SWRK 775 Intimate Violence. The purpose of this course is to familiarize students with the definition, theories, causes, processes, consequences, and social interventions in intimate violence. The course will attempt to provide insight on the phenomenon of intimate violence by examining the ways in which it affects survivors, perpetrators, and their children. This will be accomplished by reviewing the current research as well as by exploring how intimate violence is constructed by the participants on the personal, interpersonal, and social structural level.
SWRK 808 Mental Health Policy (Currently offered as Indep. Study). Solomon and Hadley. (Spring) The focus of this course is on policy and policy issues that define and influence the care and treatment of persons with mental illness from colonial times to the present. The course will examine the primary social, political, economic, legal and philosophical forces that have influenced mental health delivery in the US over different historical time periods and the resulting organizational, financial, administrative, and management structures of mental health service delivery systems.
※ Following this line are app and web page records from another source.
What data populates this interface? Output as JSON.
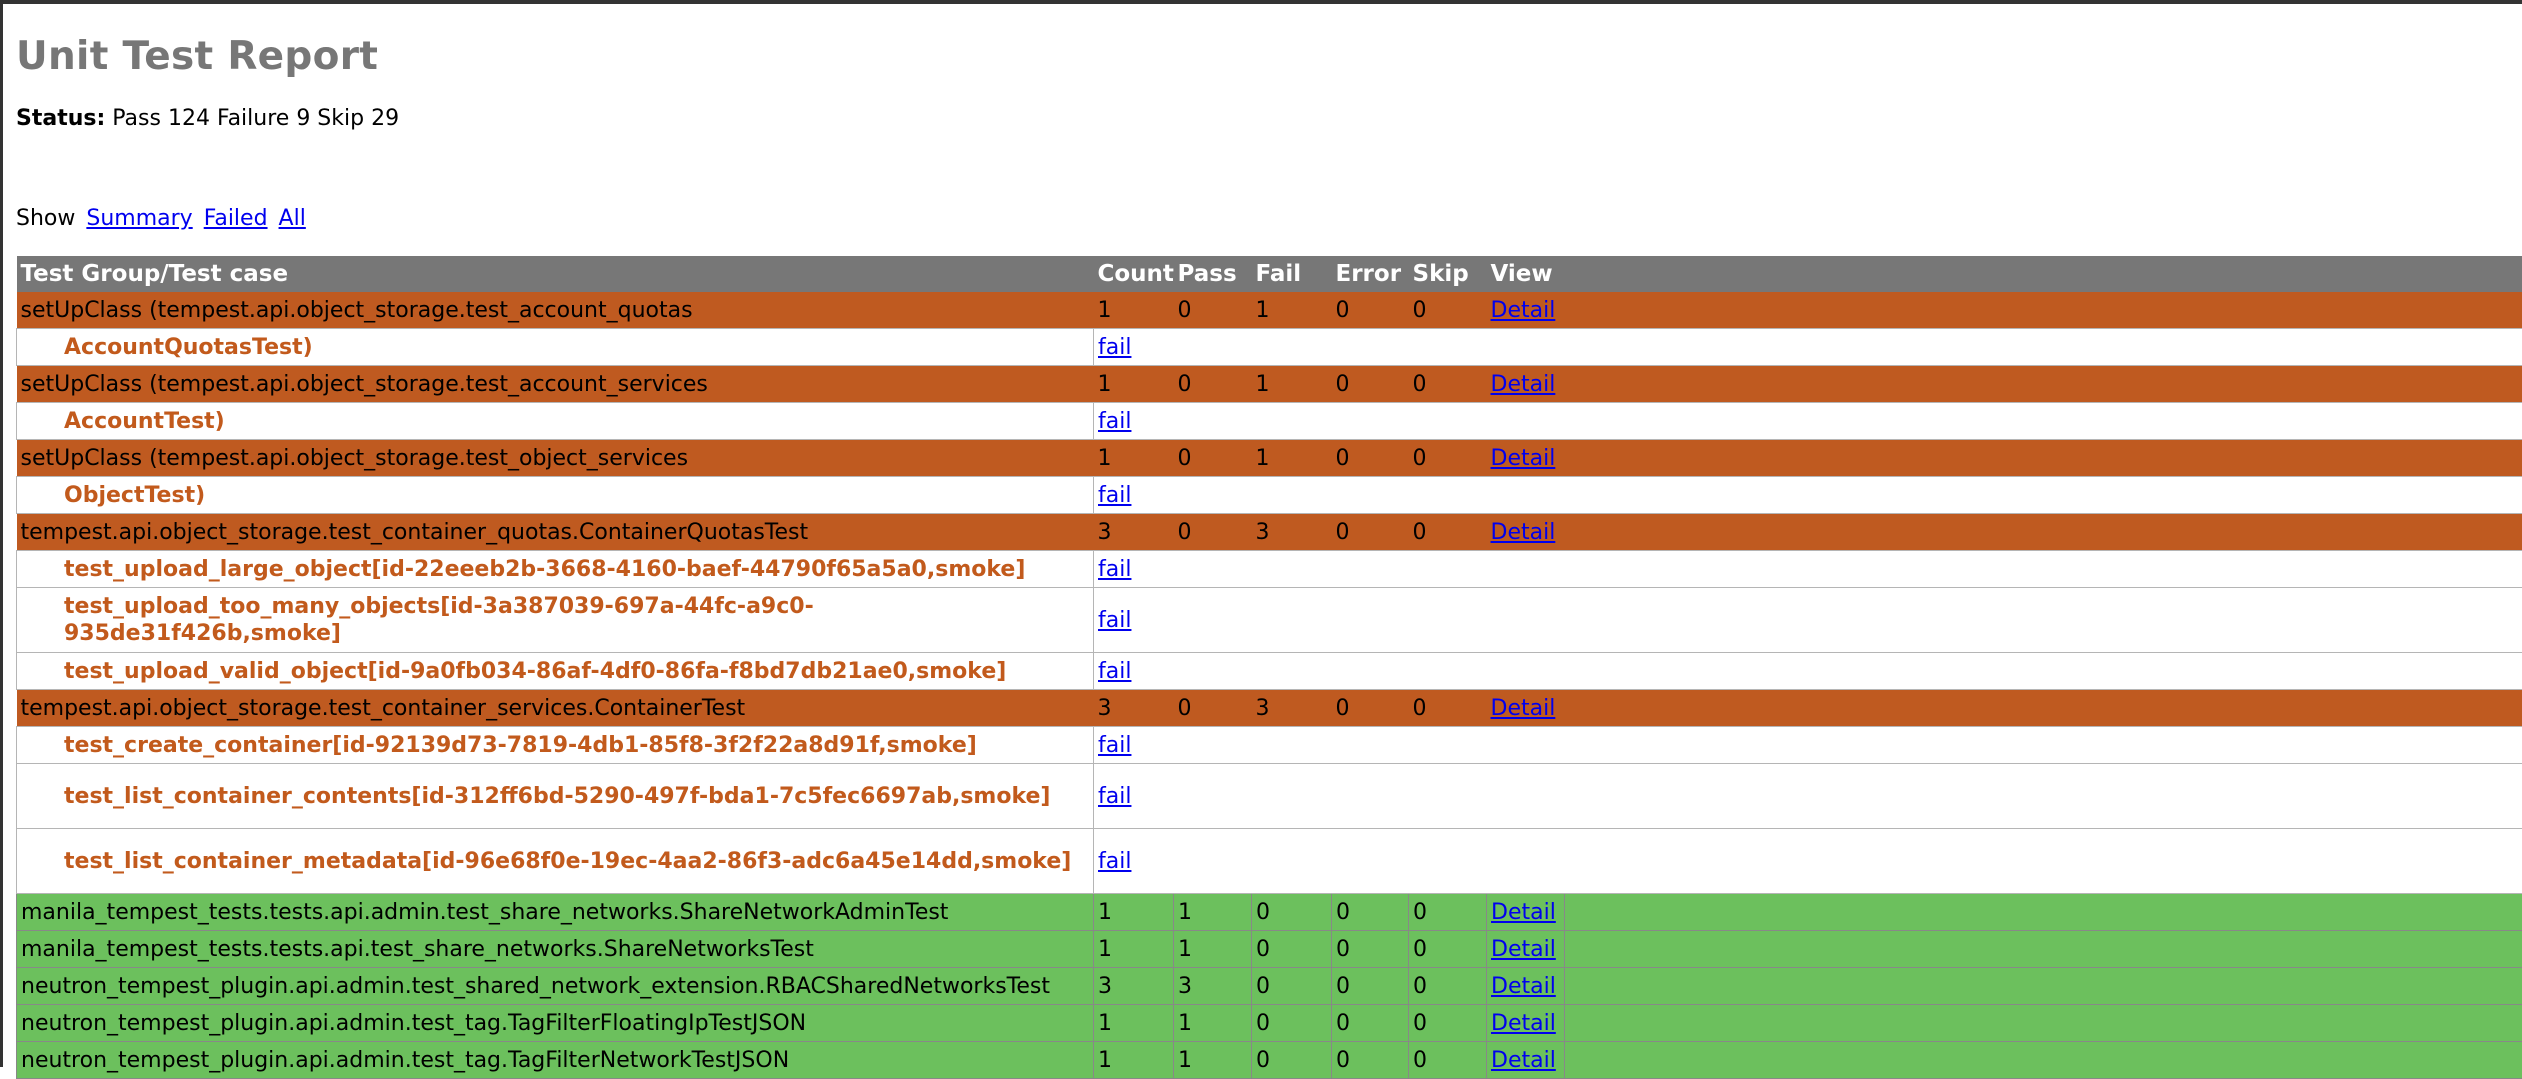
{
  "title": "Unit Test Report",
  "status": {
    "label": "Status:",
    "text": "Pass 124 Failure 9 Skip 29"
  },
  "filter": {
    "label": "Show",
    "links": [
      "Summary",
      "Failed",
      "All"
    ]
  },
  "table": {
    "headers": [
      "Test Group/Test case",
      "Count",
      "Pass",
      "Fail",
      "Error",
      "Skip",
      "View"
    ],
    "rows": [
      {
        "kind": "fail",
        "name": "setUpClass (tempest.api.object_storage.test_account_quotas",
        "count": "1",
        "pass": "0",
        "fail": "1",
        "error": "0",
        "skip": "0",
        "view": "Detail"
      },
      {
        "kind": "case",
        "name": "AccountQuotasTest)",
        "result": "fail"
      },
      {
        "kind": "fail",
        "name": "setUpClass (tempest.api.object_storage.test_account_services",
        "count": "1",
        "pass": "0",
        "fail": "1",
        "error": "0",
        "skip": "0",
        "view": "Detail"
      },
      {
        "kind": "case",
        "name": "AccountTest)",
        "result": "fail"
      },
      {
        "kind": "fail",
        "name": "setUpClass (tempest.api.object_storage.test_object_services",
        "count": "1",
        "pass": "0",
        "fail": "1",
        "error": "0",
        "skip": "0",
        "view": "Detail"
      },
      {
        "kind": "case",
        "name": "ObjectTest)",
        "result": "fail"
      },
      {
        "kind": "fail",
        "name": "tempest.api.object_storage.test_container_quotas.ContainerQuotasTest",
        "count": "3",
        "pass": "0",
        "fail": "3",
        "error": "0",
        "skip": "0",
        "view": "Detail"
      },
      {
        "kind": "case",
        "name": "test_upload_large_object[id-22eeeb2b-3668-4160-baef-44790f65a5a0,smoke]",
        "result": "fail"
      },
      {
        "kind": "case",
        "tall": true,
        "name": "test_upload_too_many_objects[id-3a387039-697a-44fc-a9c0-935de31f426b,smoke]",
        "result": "fail"
      },
      {
        "kind": "case",
        "name": "test_upload_valid_object[id-9a0fb034-86af-4df0-86fa-f8bd7db21ae0,smoke]",
        "result": "fail"
      },
      {
        "kind": "fail",
        "name": "tempest.api.object_storage.test_container_services.ContainerTest",
        "count": "3",
        "pass": "0",
        "fail": "3",
        "error": "0",
        "skip": "0",
        "view": "Detail"
      },
      {
        "kind": "case",
        "name": "test_create_container[id-92139d73-7819-4db1-85f8-3f2f22a8d91f,smoke]",
        "result": "fail"
      },
      {
        "kind": "case",
        "tall": true,
        "name": "test_list_container_contents[id-312ff6bd-5290-497f-bda1-7c5fec6697ab,smoke]",
        "result": "fail"
      },
      {
        "kind": "case",
        "tall": true,
        "name": "test_list_container_metadata[id-96e68f0e-19ec-4aa2-86f3-adc6a45e14dd,smoke]",
        "result": "fail"
      },
      {
        "kind": "pass",
        "name": "manila_tempest_tests.tests.api.admin.test_share_networks.ShareNetworkAdminTest",
        "count": "1",
        "pass": "1",
        "fail": "0",
        "error": "0",
        "skip": "0",
        "view": "Detail"
      },
      {
        "kind": "pass",
        "name": "manila_tempest_tests.tests.api.test_share_networks.ShareNetworksTest",
        "count": "1",
        "pass": "1",
        "fail": "0",
        "error": "0",
        "skip": "0",
        "view": "Detail"
      },
      {
        "kind": "pass",
        "name": "neutron_tempest_plugin.api.admin.test_shared_network_extension.RBACSharedNetworksTest",
        "count": "3",
        "pass": "3",
        "fail": "0",
        "error": "0",
        "skip": "0",
        "view": "Detail"
      },
      {
        "kind": "pass",
        "name": "neutron_tempest_plugin.api.admin.test_tag.TagFilterFloatingIpTestJSON",
        "count": "1",
        "pass": "1",
        "fail": "0",
        "error": "0",
        "skip": "0",
        "view": "Detail"
      },
      {
        "kind": "pass",
        "name": "neutron_tempest_plugin.api.admin.test_tag.TagFilterNetworkTestJSON",
        "count": "1",
        "pass": "1",
        "fail": "0",
        "error": "0",
        "skip": "0",
        "view": "Detail"
      }
    ]
  },
  "colors": {
    "fail_row": "#bf5a20",
    "pass_row": "#6cc05d",
    "header_row": "#777777",
    "case_text": "#c25a1c",
    "link": "#0000ee"
  }
}
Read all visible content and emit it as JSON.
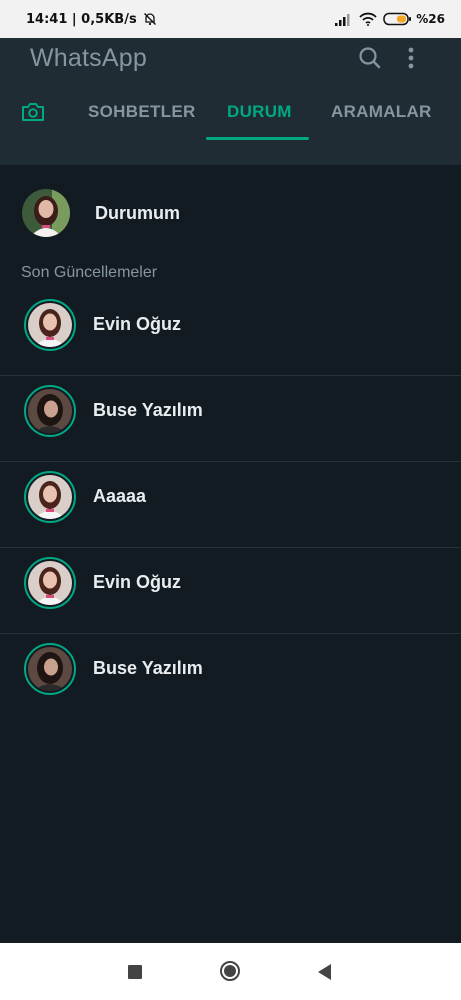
{
  "statusbar": {
    "time_speed": "14:41 | 0,5KB/s",
    "battery": "%26",
    "icons": [
      "mute-bell-icon",
      "signal-icon",
      "wifi-icon",
      "battery-icon"
    ]
  },
  "appbar": {
    "title": "WhatsApp",
    "icons": [
      "search-icon",
      "more-vert-icon"
    ],
    "tabs": [
      {
        "label": "SOHBETLER"
      },
      {
        "label": "DURUM",
        "active": true
      },
      {
        "label": "ARAMALAR"
      }
    ],
    "camera_icon": "camera-icon"
  },
  "my_status": {
    "label": "Durumum"
  },
  "section_label": "Son Güncellemeler",
  "status_list": [
    {
      "name": "Evin Oğuz"
    },
    {
      "name": "Buse Yazılım"
    },
    {
      "name": "Aaaaa"
    },
    {
      "name": "Evin Oğuz"
    },
    {
      "name": "Buse Yazılım"
    }
  ],
  "colors": {
    "accent": "#00a884",
    "background": "#121b22",
    "appbar": "#1f2c34",
    "muted_text": "#8696a0"
  },
  "navbar": {
    "icons": [
      "recent-apps-icon",
      "home-icon",
      "back-icon"
    ]
  }
}
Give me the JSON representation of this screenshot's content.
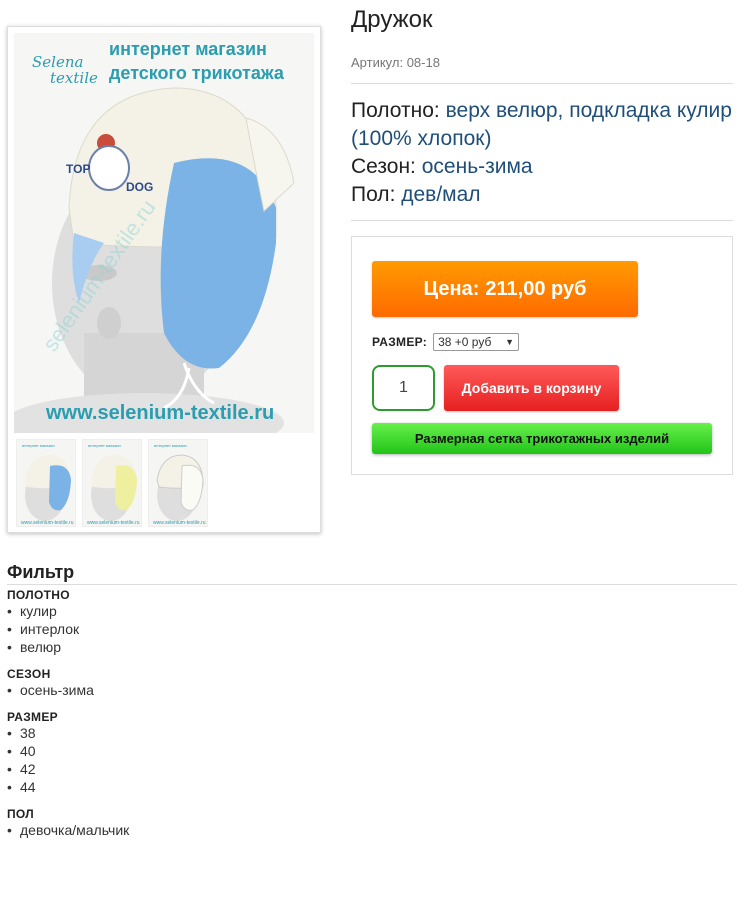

The interface with other major service delivery systems, including welfare, criminal justice, primary health care, and social security will be addressed.
VCSN631 Ecological Epidemiology. Smith. (0.33 CU) This course is concerned with the epidemiology of infectious diseases of domestic and feral animal species. The techniques of ecological epidemiology will be used to illustrate and explain the population biology of the causative organisms and how this is relevant to the control of infectious disease. The course will consider the dynamics of epidemic and endemic infections, the relevance of herd immunity and other characteristics of the host population, and methods for assessing the likely impact of control strategies.The illustrative examples will be drawn from a wide variety of animal species: from domestic ruminants to exotic species such as fish and grouse. All the mathematical techniques required will be taught as an integral part of the material.
VMED607 Veterinary Public Health. Smith. (Spring) This course examines the nature and scope of animal-human interactions with emphasis on the consequences of this relationship from an epidemiologic viewpoint. Included are the zoonotic diseases, those naturally transmitted from animals to man, and the role of pets in society. The traditional involvement of veterinarians in prevention and control of food borne diseases and in public health practice will also be discussed.
VPTH 633 Ecotoxicology. Poppenga. (Fall, 2 CU) The major objective of this course is to introduce veterinary students to ecotoxicology, defined as the ecological effects of pollutants, and the concept of ecosystem health. These are emerging disciplines within which veterinarians can play an important role. The course will be composed of both lectures, designed to provide knowledge of basic principles of ecotoxicology, and student group presentations and discussions of relevant topics. Specific lectures will focus on measuring the effects of pollutants on ecosystems, wildlife serving as monitors of environmental quality, important environmental pollutants such as insecticides, petroleum hydrocarbons and metals, and approaches to rehabilitating damaged ecosystems. The course grade will be based on the presentation of cases and student participation in case discussions.